WHAT THE TASK ASKS
Give back the full set of entries that follows, exactly as written.

DATASET EXCERPTS
___

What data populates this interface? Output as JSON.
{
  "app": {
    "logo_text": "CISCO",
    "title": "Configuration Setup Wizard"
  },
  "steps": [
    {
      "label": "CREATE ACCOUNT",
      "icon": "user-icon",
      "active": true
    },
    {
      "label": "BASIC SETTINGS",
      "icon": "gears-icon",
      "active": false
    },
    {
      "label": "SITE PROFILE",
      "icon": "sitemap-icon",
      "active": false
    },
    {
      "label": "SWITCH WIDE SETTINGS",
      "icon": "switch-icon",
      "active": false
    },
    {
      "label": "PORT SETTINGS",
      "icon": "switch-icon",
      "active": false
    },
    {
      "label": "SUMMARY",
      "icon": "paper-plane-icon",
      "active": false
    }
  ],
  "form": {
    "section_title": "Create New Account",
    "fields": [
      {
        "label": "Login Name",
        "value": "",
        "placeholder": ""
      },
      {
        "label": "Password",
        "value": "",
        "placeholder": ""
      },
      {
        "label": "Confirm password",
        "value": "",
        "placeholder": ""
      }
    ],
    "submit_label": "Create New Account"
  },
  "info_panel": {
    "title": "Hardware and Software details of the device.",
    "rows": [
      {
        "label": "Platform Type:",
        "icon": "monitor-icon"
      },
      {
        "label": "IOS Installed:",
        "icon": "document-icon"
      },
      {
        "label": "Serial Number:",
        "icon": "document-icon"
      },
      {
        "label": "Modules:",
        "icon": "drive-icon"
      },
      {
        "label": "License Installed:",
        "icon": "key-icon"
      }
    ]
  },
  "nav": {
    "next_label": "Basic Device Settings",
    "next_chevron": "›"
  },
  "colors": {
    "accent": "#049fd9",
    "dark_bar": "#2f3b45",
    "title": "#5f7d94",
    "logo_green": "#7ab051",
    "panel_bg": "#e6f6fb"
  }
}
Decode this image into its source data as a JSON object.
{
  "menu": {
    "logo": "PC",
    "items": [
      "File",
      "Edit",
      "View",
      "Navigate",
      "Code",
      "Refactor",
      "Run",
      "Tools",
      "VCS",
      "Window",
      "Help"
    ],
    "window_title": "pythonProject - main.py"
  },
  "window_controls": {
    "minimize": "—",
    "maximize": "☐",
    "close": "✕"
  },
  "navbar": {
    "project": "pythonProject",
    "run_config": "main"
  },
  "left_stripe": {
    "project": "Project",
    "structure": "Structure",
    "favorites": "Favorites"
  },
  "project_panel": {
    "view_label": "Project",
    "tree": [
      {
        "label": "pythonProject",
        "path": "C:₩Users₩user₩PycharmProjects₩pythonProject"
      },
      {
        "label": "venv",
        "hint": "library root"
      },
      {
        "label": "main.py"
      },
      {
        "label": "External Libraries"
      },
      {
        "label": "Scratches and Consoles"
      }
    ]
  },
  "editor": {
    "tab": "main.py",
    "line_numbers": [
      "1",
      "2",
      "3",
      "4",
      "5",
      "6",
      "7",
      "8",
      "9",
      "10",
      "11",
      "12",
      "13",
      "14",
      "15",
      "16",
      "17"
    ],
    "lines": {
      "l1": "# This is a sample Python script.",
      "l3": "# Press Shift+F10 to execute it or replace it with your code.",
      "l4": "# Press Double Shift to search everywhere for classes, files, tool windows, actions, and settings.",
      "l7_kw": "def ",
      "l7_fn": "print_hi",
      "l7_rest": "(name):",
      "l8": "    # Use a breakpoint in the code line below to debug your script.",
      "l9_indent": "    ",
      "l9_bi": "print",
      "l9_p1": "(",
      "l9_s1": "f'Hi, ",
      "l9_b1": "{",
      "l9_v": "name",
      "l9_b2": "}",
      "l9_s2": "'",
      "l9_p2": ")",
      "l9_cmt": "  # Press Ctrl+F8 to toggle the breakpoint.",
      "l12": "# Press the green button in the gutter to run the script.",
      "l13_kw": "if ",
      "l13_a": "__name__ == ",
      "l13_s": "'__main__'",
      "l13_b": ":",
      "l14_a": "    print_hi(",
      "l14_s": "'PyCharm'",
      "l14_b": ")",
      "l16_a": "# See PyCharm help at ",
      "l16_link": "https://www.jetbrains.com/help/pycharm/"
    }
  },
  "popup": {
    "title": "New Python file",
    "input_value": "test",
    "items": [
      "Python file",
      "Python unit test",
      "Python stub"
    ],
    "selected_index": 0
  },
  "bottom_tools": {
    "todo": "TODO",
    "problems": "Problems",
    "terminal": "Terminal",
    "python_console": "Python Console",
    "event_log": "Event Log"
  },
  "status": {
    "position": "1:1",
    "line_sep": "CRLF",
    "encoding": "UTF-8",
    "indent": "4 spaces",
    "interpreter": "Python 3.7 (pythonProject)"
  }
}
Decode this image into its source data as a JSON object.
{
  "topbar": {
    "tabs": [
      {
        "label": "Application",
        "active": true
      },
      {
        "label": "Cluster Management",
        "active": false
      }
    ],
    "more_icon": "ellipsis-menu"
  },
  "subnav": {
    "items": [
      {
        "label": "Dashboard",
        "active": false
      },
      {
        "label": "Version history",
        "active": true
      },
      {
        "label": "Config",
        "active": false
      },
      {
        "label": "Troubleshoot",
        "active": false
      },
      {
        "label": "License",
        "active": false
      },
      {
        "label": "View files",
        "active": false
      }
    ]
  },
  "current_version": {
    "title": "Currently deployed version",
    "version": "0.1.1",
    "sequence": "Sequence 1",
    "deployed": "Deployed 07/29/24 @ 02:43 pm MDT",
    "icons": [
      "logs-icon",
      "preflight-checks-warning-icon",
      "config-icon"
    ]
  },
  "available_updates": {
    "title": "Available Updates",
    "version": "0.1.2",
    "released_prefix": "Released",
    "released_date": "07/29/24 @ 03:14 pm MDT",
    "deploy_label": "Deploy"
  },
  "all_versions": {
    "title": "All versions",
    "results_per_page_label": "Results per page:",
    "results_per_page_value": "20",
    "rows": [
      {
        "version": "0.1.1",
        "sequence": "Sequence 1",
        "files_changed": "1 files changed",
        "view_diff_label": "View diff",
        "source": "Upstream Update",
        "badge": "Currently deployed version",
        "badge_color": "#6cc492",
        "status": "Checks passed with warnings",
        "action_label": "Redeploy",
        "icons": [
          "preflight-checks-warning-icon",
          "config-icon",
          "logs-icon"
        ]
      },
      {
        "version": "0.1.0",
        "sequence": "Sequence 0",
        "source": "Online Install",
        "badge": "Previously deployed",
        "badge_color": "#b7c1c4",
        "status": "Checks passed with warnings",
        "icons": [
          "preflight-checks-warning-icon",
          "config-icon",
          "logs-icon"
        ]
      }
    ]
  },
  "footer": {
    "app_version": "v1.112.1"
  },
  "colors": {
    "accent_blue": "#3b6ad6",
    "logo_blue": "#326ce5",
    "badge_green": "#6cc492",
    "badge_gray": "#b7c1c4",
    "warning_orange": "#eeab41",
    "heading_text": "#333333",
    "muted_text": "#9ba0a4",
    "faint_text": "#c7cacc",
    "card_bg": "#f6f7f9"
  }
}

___

EXERCISE RESPONSE
What data populates this interface? Output as JSON.
{
  "app": {
    "logo_text": "CISCO",
    "title": "Configuration Setup Wizard"
  },
  "steps": [
    {
      "label": "CREATE ACCOUNT",
      "icon": "user-icon",
      "active": true
    },
    {
      "label": "BASIC SETTINGS",
      "icon": "gears-icon",
      "active": false
    },
    {
      "label": "SITE PROFILE",
      "icon": "sitemap-icon",
      "active": false
    },
    {
      "label": "SWITCH WIDE SETTINGS",
      "icon": "switch-icon",
      "active": false
    },
    {
      "label": "PORT SETTINGS",
      "icon": "switch-icon",
      "active": false
    },
    {
      "label": "SUMMARY",
      "icon": "paper-plane-icon",
      "active": false
    }
  ],
  "form": {
    "section_title": "Create New Account",
    "fields": [
      {
        "label": "Login Name",
        "value": "",
        "placeholder": ""
      },
      {
        "label": "Password",
        "value": "",
        "placeholder": ""
      },
      {
        "label": "Confirm password",
        "value": "",
        "placeholder": ""
      }
    ],
    "submit_label": "Create New Account"
  },
  "info_panel": {
    "title": "Hardware and Software details of the device.",
    "rows": [
      {
        "label": "Platform Type:",
        "icon": "monitor-icon"
      },
      {
        "label": "IOS Installed:",
        "icon": "document-icon"
      },
      {
        "label": "Serial Number:",
        "icon": "document-icon"
      },
      {
        "label": "Modules:",
        "icon": "drive-icon"
      },
      {
        "label": "License Installed:",
        "icon": "key-icon"
      }
    ]
  },
  "nav": {
    "next_label": "Basic Device Settings",
    "next_chevron": "›"
  },
  "colors": {
    "accent": "#049fd9",
    "dark_bar": "#2f3b45",
    "title": "#5f7d94",
    "logo_green": "#7ab051",
    "panel_bg": "#e6f6fb"
  }
}
Decode this image into its source data as a JSON object.
{
  "menu": {
    "logo": "PC",
    "items": [
      "File",
      "Edit",
      "View",
      "Navigate",
      "Code",
      "Refactor",
      "Run",
      "Tools",
      "VCS",
      "Window",
      "Help"
    ],
    "window_title": "pythonProject - main.py"
  },
  "window_controls": {
    "minimize": "—",
    "maximize": "☐",
    "close": "✕"
  },
  "navbar": {
    "project": "pythonProject",
    "run_config": "main"
  },
  "left_stripe": {
    "project": "Project",
    "structure": "Structure",
    "favorites": "Favorites"
  },
  "project_panel": {
    "view_label": "Project",
    "tree": [
      {
        "label": "pythonProject",
        "path": "C:₩Users₩user₩PycharmProjects₩pythonProject"
      },
      {
        "label": "venv",
        "hint": "library root"
      },
      {
        "label": "main.py"
      },
      {
        "label": "External Libraries"
      },
      {
        "label": "Scratches and Consoles"
      }
    ]
  },
  "editor": {
    "tab": "main.py",
    "line_numbers": [
      "1",
      "2",
      "3",
      "4",
      "5",
      "6",
      "7",
      "8",
      "9",
      "10",
      "11",
      "12",
      "13",
      "14",
      "15",
      "16",
      "17"
    ],
    "lines": {
      "l1": "# This is a sample Python script.",
      "l3": "# Press Shift+F10 to execute it or replace it with your code.",
      "l4": "# Press Double Shift to search everywhere for classes, files, tool windows, actions, and settings.",
      "l7_kw": "def ",
      "l7_fn": "print_hi",
      "l7_rest": "(name):",
      "l8": "    # Use a breakpoint in the code line below to debug your script.",
      "l9_indent": "    ",
      "l9_bi": "print",
      "l9_p1": "(",
      "l9_s1": "f'Hi, ",
      "l9_b1": "{",
      "l9_v": "name",
      "l9_b2": "}",
      "l9_s2": "'",
      "l9_p2": ")",
      "l9_cmt": "  # Press Ctrl+F8 to toggle the breakpoint.",
      "l12": "# Press the green button in the gutter to run the script.",
      "l13_kw": "if ",
      "l13_a": "__name__ == ",
      "l13_s": "'__main__'",
      "l13_b": ":",
      "l14_a": "    print_hi(",
      "l14_s": "'PyCharm'",
      "l14_b": ")",
      "l16_a": "# See PyCharm help at ",
      "l16_link": "https://www.jetbrains.com/help/pycharm/"
    }
  },
  "popup": {
    "title": "New Python file",
    "input_value": "test",
    "items": [
      "Python file",
      "Python unit test",
      "Python stub"
    ],
    "selected_index": 0
  },
  "bottom_tools": {
    "todo": "TODO",
    "problems": "Problems",
    "terminal": "Terminal",
    "python_console": "Python Console",
    "event_log": "Event Log"
  },
  "status": {
    "position": "1:1",
    "line_sep": "CRLF",
    "encoding": "UTF-8",
    "indent": "4 spaces",
    "interpreter": "Python 3.7 (pythonProject)"
  }
}
Decode this image into its source data as a JSON object.
{
  "topbar": {
    "tabs": [
      {
        "label": "Application",
        "active": true
      },
      {
        "label": "Cluster Management",
        "active": false
      }
    ],
    "more_icon": "ellipsis-menu"
  },
  "subnav": {
    "items": [
      {
        "label": "Dashboard",
        "active": false
      },
      {
        "label": "Version history",
        "active": true
      },
      {
        "label": "Config",
        "active": false
      },
      {
        "label": "Troubleshoot",
        "active": false
      },
      {
        "label": "License",
        "active": false
      },
      {
        "label": "View files",
        "active": false
      }
    ]
  },
  "current_version": {
    "title": "Currently deployed version",
    "version": "0.1.1",
    "sequence": "Sequence 1",
    "deployed": "Deployed 07/29/24 @ 02:43 pm MDT",
    "icons": [
      "logs-icon",
      "preflight-checks-warning-icon",
      "config-icon"
    ]
  },
  "available_updates": {
    "title": "Available Updates",
    "version": "0.1.2",
    "released_prefix": "Released",
    "released_date": "07/29/24 @ 03:14 pm MDT",
    "deploy_label": "Deploy"
  },
  "all_versions": {
    "title": "All versions",
    "results_per_page_label": "Results per page:",
    "results_per_page_value": "20",
    "rows": [
      {
        "version": "0.1.1",
        "sequence": "Sequence 1",
        "files_changed": "1 files changed",
        "view_diff_label": "View diff",
        "source": "Upstream Update",
        "badge": "Currently deployed version",
        "badge_color": "#6cc492",
        "status": "Checks passed with warnings",
        "action_label": "Redeploy",
        "icons": [
          "preflight-checks-warning-icon",
          "config-icon",
          "logs-icon"
        ]
      },
      {
        "version": "0.1.0",
        "sequence": "Sequence 0",
        "source": "Online Install",
        "badge": "Previously deployed",
        "badge_color": "#b7c1c4",
        "status": "Checks passed with warnings",
        "icons": [
          "preflight-checks-warning-icon",
          "config-icon",
          "logs-icon"
        ]
      }
    ]
  },
  "footer": {
    "app_version": "v1.112.1"
  },
  "colors": {
    "accent_blue": "#3b6ad6",
    "logo_blue": "#326ce5",
    "badge_green": "#6cc492",
    "badge_gray": "#b7c1c4",
    "warning_orange": "#eeab41",
    "heading_text": "#333333",
    "muted_text": "#9ba0a4",
    "faint_text": "#c7cacc",
    "card_bg": "#f6f7f9"
  }
}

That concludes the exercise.